For example, we might see a group using a version of the LockBit ransomware that overlaps with another group’s tool. From there, we make an assessment of whether the group is simply a rebrand of the other group, or they represent an offshoot. Making this judgment requires deep expertise and awareness of happenings in the ransomware world; for example, if we know that the piece of code in question was leaked a few months ago and picked up by many other groups, we’re more likely to conclude that the new group we’ve found is not just a rebrand of the original group but is instead its own, separate operation.
Validation of new ransomware groups
Using our sources often offers most of the proof and information we need to know if a ransomware group is a potential threat to our clients. If, however, we feel we need more information, members of the Cyberint research team often go undercover and communicate with the threat actors directly to extract more information. By doing this we often find out information about the groups make up and validity.
Why We do what we do: Assessing ransomware groups in 2023
Why do we spend so much time and energy finding and analyzing ransomware groups, you ask?
Part of the answer, of course, is that it’s our business. We generate insights about ransomware risks (among other types of threats) to keep our clients safe.
But our mission goes deeper than that. We’re also interested in helping the world at large become ransomware-free. In that respect, we don’t see ourselves as competitors with other threat intelligence companies that also research ransomware groups. Instead, we’re collaborators and colleagues working together to help organizations take a proactive stance against ransomware threats.
That’s why, for example, we often reveal ransomware actors to law enforcement, so that they can take appropriate action. Our main goal is not to find information and hoard it for ourselves and our clients alone; it’s to help protect everyone against ransomware threats.
Ransomware group discovery: A real-world example
As an example of how the process we’ve described above plays out in real life, where we analyzed and revealed the new Cloak ransomware group, which we analyzed and revealed publicly this year.
In this instance, we worked with other sources who identified the group’s advertising activity in underground forums. From there, research led us to the organization’s onion site, which we began exploring to determine who the group includes, which forums they use and which infrastructure they depend on.
Fortunately, they were working to recruit new members, so we had a fair amount of posting activity to draw on. Indeed, in general, it’s easiest to find data about ransomware groups when they are in their early stages.

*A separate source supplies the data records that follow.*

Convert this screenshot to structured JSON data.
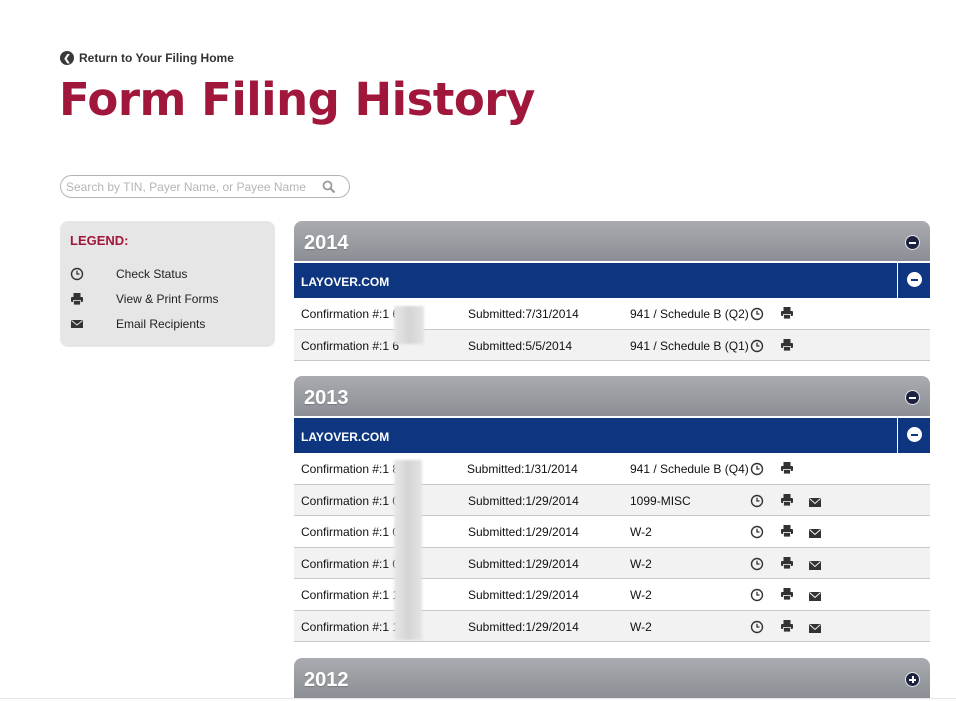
{
  "nav": {
    "back_label": "Return to Your Filing Home"
  },
  "page": {
    "title": "Form Filing History"
  },
  "search": {
    "placeholder": "Search by TIN, Payer Name, or Payee Name"
  },
  "legend": {
    "title": "LEGEND:",
    "items": [
      {
        "icon": "clock-icon",
        "label": "Check Status"
      },
      {
        "icon": "printer-icon",
        "label": "View & Print Forms"
      },
      {
        "icon": "envelope-icon",
        "label": "Email Recipients"
      }
    ]
  },
  "years": [
    {
      "year": "2014",
      "expanded": true,
      "payers": [
        {
          "name": "LAYOVER.COM",
          "filings": [
            {
              "confirmation": "Confirmation #:1      6",
              "submitted": "Submitted:7/31/2014",
              "form": "941 / Schedule B (Q2)",
              "email": false
            },
            {
              "confirmation": "Confirmation #:1      6",
              "submitted": "Submitted:5/5/2014",
              "form": "941 / Schedule B (Q1)",
              "email": false
            }
          ]
        }
      ]
    },
    {
      "year": "2013",
      "expanded": true,
      "payers": [
        {
          "name": "LAYOVER.COM",
          "filings": [
            {
              "confirmation": "Confirmation #:1      8",
              "submitted": "Submitted:1/31/2014",
              "form": "941 / Schedule B (Q4)",
              "email": false
            },
            {
              "confirmation": "Confirmation #:1      03",
              "submitted": "Submitted:1/29/2014",
              "form": "1099-MISC",
              "email": true
            },
            {
              "confirmation": "Confirmation #:1      02",
              "submitted": "Submitted:1/29/2014",
              "form": "W-2",
              "email": true
            },
            {
              "confirmation": "Confirmation #:1      01",
              "submitted": "Submitted:1/29/2014",
              "form": "W-2",
              "email": true
            },
            {
              "confirmation": "Confirmation #:1      13",
              "submitted": "Submitted:1/29/2014",
              "form": "W-2",
              "email": true
            },
            {
              "confirmation": "Confirmation #:1      12",
              "submitted": "Submitted:1/29/2014",
              "form": "W-2",
              "email": true
            }
          ]
        }
      ]
    },
    {
      "year": "2012",
      "expanded": false,
      "payers": []
    }
  ],
  "colors": {
    "title": "#a0173b",
    "payer_bar": "#0d3580",
    "year_bar": "#969aa0"
  }
}
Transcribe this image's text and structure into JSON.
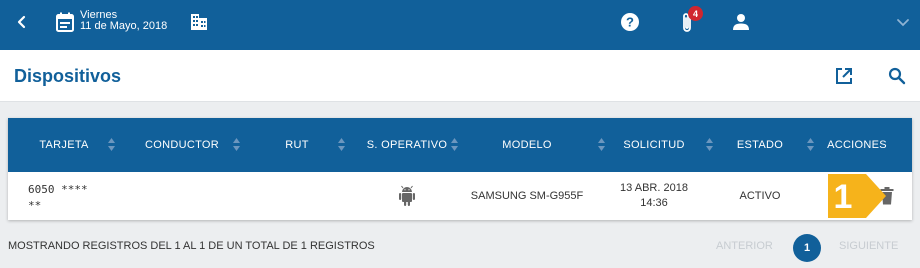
{
  "header": {
    "date_day": "Viernes",
    "date_full": "11 de Mayo, 2018",
    "notifications_count": "4",
    "back_icon": "chevron-left-icon",
    "calendar_icon": "calendar-icon",
    "building_icon": "building-icon",
    "help_icon": "help-circle-icon",
    "attachment_icon": "paperclip-icon",
    "user_icon": "person-icon",
    "menu_icon": "chevron-down-icon"
  },
  "page": {
    "title": "Dispositivos",
    "open_external_icon": "open-in-new-icon",
    "search_icon": "search-icon"
  },
  "table": {
    "columns": [
      "TARJETA",
      "CONDUCTOR",
      "RUT",
      "S. OPERATIVO",
      "MODELO",
      "SOLICITUD",
      "ESTADO",
      "ACCIONES"
    ],
    "rows": [
      {
        "tarjeta_line1": "6050 ****",
        "tarjeta_line2": "**",
        "conductor": "",
        "rut": "",
        "os_icon": "android-icon",
        "modelo": "SAMSUNG SM-G955F",
        "solicitud_date": "13 ABR. 2018",
        "solicitud_time": "14:36",
        "estado": "ACTIVO",
        "action_icon": "trash-icon"
      }
    ]
  },
  "pagination": {
    "summary": "MOSTRANDO REGISTROS DEL 1 AL 1 DE UN TOTAL DE 1 REGISTROS",
    "previous": "ANTERIOR",
    "current_page": "1",
    "next": "SIGUIENTE"
  },
  "callout": {
    "number": "1",
    "color": "#f6b31b"
  },
  "colors": {
    "primary": "#11609a",
    "badge": "#d0262f",
    "background": "#eceef0"
  }
}
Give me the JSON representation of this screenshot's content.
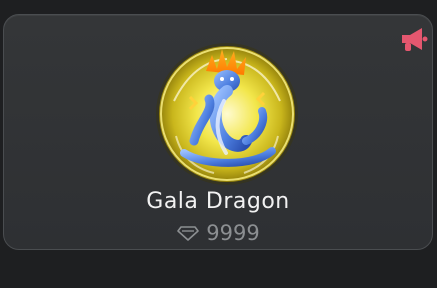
{
  "gift_card": {
    "name": "Gala Dragon",
    "price": "9999",
    "price_icon": "diamond-outline-icon",
    "promo_icon": "megaphone-icon",
    "colors": {
      "card_bg": "#323437",
      "card_border": "#4a4d50",
      "megaphone": "#e4576f",
      "medallion_glow": "#f2e64a",
      "dragon": "#4d7fe0",
      "name_text": "#f2f2f2",
      "price_text": "#8c8f92"
    }
  }
}
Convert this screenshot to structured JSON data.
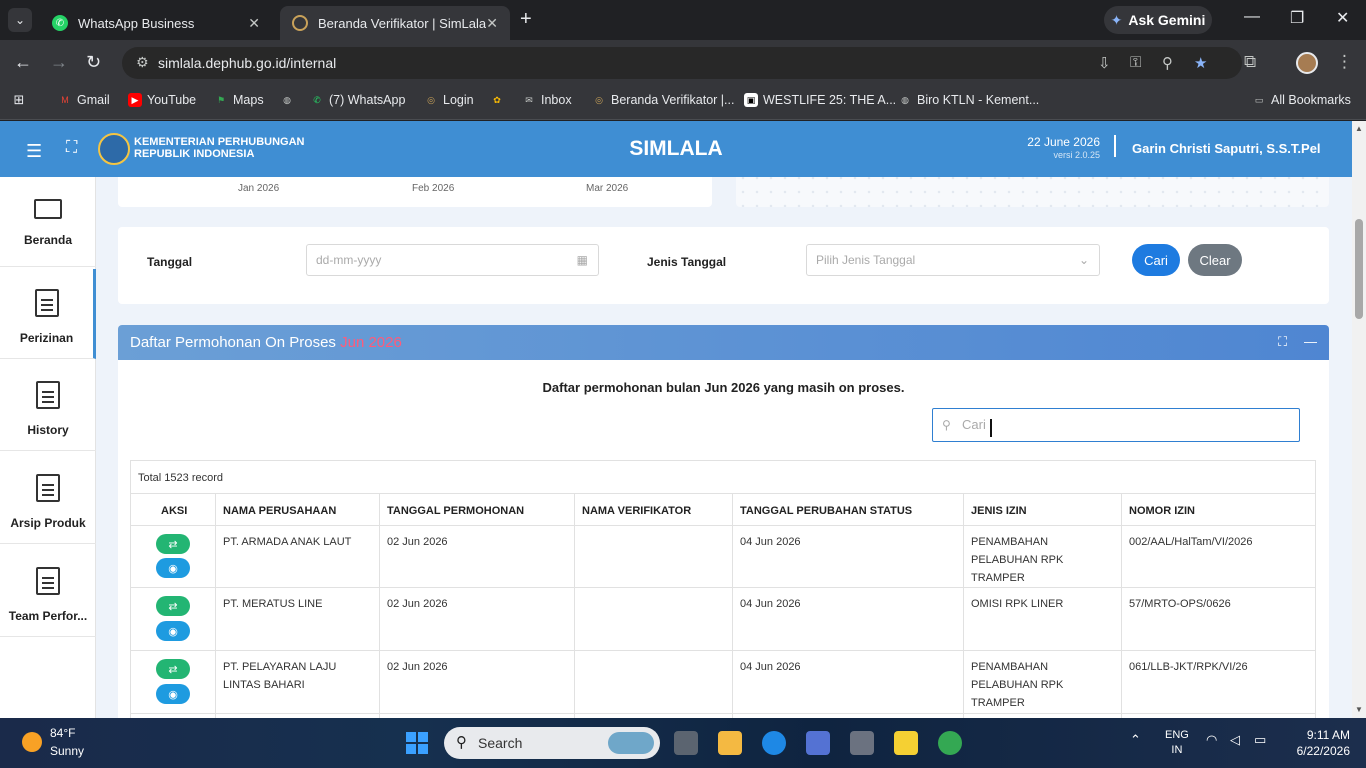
{
  "browser": {
    "tabs": [
      {
        "title": "WhatsApp Business",
        "active": false
      },
      {
        "title": "Beranda Verifikator | SimLala",
        "active": true
      }
    ],
    "gemini_label": "Ask Gemini",
    "url": "simlala.dephub.go.id/internal",
    "bookmarks": [
      "Gmail",
      "YouTube",
      "Maps",
      "(7) WhatsApp",
      "Login",
      "Inbox",
      "Beranda Verifikator |...",
      "WESTLIFE 25: THE A...",
      "Biro KTLN - Kement..."
    ],
    "all_bookmarks": "All Bookmarks"
  },
  "header": {
    "org_line1": "KEMENTERIAN PERHUBUNGAN",
    "org_line2": "REPUBLIK INDONESIA",
    "title": "SIMLALA",
    "date": "22 June 2026",
    "version": "versi 2.0.25",
    "user": "Garin Christi Saputri, S.S.T.Pel"
  },
  "sidebar": {
    "items": [
      {
        "label": "Beranda"
      },
      {
        "label": "Perizinan"
      },
      {
        "label": "History"
      },
      {
        "label": "Arsip Produk"
      },
      {
        "label": "Team Perfor..."
      }
    ]
  },
  "chart": {
    "x_labels": [
      "Jan 2026",
      "Feb 2026",
      "Mar 2026"
    ]
  },
  "filter": {
    "tanggal_label": "Tanggal",
    "tanggal_placeholder": "dd-mm-yyyy",
    "jenis_label": "Jenis Tanggal",
    "jenis_placeholder": "Pilih Jenis Tanggal",
    "cari": "Cari",
    "clear": "Clear"
  },
  "list": {
    "title": "Daftar Permohonan On Proses",
    "title_highlight": "Jun 2026",
    "subtitle": "Daftar permohonan bulan Jun 2026 yang masih on proses.",
    "search_placeholder": "Cari",
    "total": "Total 1523 record",
    "columns": [
      "AKSI",
      "NAMA PERUSAHAAN",
      "TANGGAL PERMOHONAN",
      "NAMA VERIFIKATOR",
      "TANGGAL PERUBAHAN STATUS",
      "JENIS IZIN",
      "NOMOR IZIN"
    ],
    "rows": [
      {
        "nama": "PT. ARMADA ANAK LAUT",
        "tgl_permohonan": "02 Jun 2026",
        "verifikator": "",
        "tgl_status": "04 Jun 2026",
        "jenis": "PENAMBAHAN PELABUHAN RPK TRAMPER",
        "nomor": "002/AAL/HalTam/VI/2026"
      },
      {
        "nama": "PT. MERATUS LINE",
        "tgl_permohonan": "02 Jun 2026",
        "verifikator": "",
        "tgl_status": "04 Jun 2026",
        "jenis": "OMISI RPK LINER",
        "nomor": "57/MRTO-OPS/0626"
      },
      {
        "nama": "PT. PELAYARAN LAJU LINTAS BAHARI",
        "tgl_permohonan": "02 Jun 2026",
        "verifikator": "",
        "tgl_status": "04 Jun 2026",
        "jenis": "PENAMBAHAN PELABUHAN RPK TRAMPER",
        "nomor": "061/LLB-JKT/RPK/VI/26"
      }
    ]
  },
  "taskbar": {
    "temp": "84°F",
    "condition": "Sunny",
    "search": "Search",
    "lang1": "ENG",
    "lang2": "IN",
    "time": "9:11 AM",
    "date": "6/22/2026"
  }
}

With these insights, we were able to establish the primary motive of the group (financial gain), their main areas of focus (Europe, although they had significant operations elsewhere as well) and which data they had compromised to date.
This is exactly the kind of data you’d need to determine whether your business is likely to be targeted by the Cloak ransomware group, and how the attack may happen. With that information, you can take steps to protect yourself – which is exactly what we want to help every organization do.
Threat Intelligence & Mitigating Ransomware Threats
It would be nice if ransomware attackers announced their identities, motives and strategies publicly. But they don’t. Unlike legitimate businesses, ransomware groups issue no quarterly reports or press conferences.
They do, however, elicit plenty of information that skilled analysts can use to establish a profile of their operations, then leverage that data to mitigate threats. That’s what we do all day long at Cyberint.
To learn more about how our threat intelligence research helps protect businesses against ransomware and other risks, request a demo.